Only an exact copy of the lines beginning at the one that contains "Decode this image" and ending at the last line of the records below counts as the answer.

:: DATA TO EXAMINE

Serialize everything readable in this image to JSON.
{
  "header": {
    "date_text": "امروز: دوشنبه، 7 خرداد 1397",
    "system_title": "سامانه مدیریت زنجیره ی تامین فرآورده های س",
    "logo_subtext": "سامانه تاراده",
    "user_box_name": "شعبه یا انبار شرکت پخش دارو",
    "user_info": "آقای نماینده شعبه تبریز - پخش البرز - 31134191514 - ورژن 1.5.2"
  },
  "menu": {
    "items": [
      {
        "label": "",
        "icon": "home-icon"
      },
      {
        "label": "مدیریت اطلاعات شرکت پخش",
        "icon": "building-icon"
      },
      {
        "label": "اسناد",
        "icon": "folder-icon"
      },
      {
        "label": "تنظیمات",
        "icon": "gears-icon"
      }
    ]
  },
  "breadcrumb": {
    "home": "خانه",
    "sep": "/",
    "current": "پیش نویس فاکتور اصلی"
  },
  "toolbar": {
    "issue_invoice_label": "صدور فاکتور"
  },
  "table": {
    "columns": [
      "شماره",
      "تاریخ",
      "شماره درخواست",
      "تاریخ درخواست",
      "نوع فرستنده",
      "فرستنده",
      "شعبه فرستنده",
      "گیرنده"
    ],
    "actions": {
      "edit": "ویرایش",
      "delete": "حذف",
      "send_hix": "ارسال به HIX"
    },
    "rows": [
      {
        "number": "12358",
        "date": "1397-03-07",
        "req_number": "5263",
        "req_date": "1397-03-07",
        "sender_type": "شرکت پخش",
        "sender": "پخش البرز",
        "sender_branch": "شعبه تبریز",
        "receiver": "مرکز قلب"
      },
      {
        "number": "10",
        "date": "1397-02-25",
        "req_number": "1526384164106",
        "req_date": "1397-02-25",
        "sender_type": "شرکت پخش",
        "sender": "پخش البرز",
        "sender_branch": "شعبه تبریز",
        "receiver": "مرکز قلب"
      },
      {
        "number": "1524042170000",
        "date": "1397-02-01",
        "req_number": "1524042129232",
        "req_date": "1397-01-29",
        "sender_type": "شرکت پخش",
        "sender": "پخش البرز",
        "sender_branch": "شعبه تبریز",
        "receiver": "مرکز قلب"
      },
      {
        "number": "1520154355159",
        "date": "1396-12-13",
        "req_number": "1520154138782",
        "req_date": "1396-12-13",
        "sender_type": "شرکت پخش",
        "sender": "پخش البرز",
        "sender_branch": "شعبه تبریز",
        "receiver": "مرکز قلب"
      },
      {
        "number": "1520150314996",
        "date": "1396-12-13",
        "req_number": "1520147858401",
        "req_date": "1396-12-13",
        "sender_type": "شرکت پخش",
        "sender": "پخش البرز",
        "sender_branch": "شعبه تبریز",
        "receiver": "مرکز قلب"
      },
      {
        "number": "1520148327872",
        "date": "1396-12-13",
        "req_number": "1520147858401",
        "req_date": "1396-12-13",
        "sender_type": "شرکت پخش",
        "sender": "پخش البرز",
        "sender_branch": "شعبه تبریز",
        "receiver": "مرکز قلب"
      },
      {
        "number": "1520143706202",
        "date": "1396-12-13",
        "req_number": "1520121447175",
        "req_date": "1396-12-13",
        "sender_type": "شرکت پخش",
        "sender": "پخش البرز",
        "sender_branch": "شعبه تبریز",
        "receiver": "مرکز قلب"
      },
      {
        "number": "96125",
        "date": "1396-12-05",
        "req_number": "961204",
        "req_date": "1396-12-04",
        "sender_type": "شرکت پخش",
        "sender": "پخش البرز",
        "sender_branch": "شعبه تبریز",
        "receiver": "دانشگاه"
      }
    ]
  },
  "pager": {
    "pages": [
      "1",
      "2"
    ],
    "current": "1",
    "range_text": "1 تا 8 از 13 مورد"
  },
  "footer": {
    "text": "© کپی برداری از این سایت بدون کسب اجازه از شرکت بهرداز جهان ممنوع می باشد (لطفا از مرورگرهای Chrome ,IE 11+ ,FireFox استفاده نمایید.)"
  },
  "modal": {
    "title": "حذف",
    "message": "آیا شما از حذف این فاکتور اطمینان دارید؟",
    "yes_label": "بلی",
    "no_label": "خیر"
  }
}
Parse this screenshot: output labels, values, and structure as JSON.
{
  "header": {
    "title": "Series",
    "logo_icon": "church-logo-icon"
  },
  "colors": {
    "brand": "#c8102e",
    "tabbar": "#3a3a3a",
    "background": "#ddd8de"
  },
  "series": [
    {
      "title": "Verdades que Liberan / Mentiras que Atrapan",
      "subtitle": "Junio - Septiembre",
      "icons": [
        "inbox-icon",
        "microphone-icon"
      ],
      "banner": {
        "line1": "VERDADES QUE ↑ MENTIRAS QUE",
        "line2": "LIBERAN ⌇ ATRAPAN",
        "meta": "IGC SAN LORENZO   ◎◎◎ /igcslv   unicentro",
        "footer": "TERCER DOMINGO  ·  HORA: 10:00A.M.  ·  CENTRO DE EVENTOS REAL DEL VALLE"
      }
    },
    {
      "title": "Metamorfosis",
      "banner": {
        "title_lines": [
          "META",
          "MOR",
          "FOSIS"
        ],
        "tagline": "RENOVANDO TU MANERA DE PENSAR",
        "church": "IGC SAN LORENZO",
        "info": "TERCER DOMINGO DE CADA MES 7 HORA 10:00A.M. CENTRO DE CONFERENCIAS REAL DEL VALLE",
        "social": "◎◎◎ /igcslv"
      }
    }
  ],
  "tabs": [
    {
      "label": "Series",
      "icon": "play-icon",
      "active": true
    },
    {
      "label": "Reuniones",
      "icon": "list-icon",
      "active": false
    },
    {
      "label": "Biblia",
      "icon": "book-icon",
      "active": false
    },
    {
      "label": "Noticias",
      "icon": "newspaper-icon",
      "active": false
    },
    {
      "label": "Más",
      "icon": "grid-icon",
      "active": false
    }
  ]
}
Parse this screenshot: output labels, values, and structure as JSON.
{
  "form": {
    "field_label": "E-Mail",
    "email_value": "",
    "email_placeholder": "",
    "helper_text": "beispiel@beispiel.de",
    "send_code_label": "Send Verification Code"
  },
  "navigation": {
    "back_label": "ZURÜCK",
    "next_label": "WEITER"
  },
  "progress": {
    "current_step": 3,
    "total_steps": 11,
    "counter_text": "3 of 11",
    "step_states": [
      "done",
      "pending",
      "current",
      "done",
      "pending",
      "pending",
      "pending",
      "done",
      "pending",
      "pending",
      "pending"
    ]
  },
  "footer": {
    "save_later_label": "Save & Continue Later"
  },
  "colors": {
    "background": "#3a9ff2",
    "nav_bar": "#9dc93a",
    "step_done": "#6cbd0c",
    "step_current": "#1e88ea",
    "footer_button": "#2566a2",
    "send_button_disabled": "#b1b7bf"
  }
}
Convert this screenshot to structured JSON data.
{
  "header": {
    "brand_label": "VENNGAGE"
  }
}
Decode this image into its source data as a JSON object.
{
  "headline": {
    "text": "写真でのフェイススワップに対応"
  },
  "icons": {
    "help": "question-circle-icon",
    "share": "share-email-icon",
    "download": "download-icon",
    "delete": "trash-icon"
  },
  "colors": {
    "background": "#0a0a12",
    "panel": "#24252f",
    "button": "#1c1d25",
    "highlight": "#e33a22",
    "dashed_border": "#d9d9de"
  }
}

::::

SOLUTION FOR THIS TASK:
Decode this image into its source data as a JSON object.
{
  "headline": {
    "text": "写真でのフェイススワップに対応"
  },
  "icons": {
    "help": "question-circle-icon",
    "share": "share-email-icon",
    "download": "download-icon",
    "delete": "trash-icon"
  },
  "colors": {
    "background": "#0a0a12",
    "panel": "#24252f",
    "button": "#1c1d25",
    "highlight": "#e33a22",
    "dashed_border": "#d9d9de"
  }
}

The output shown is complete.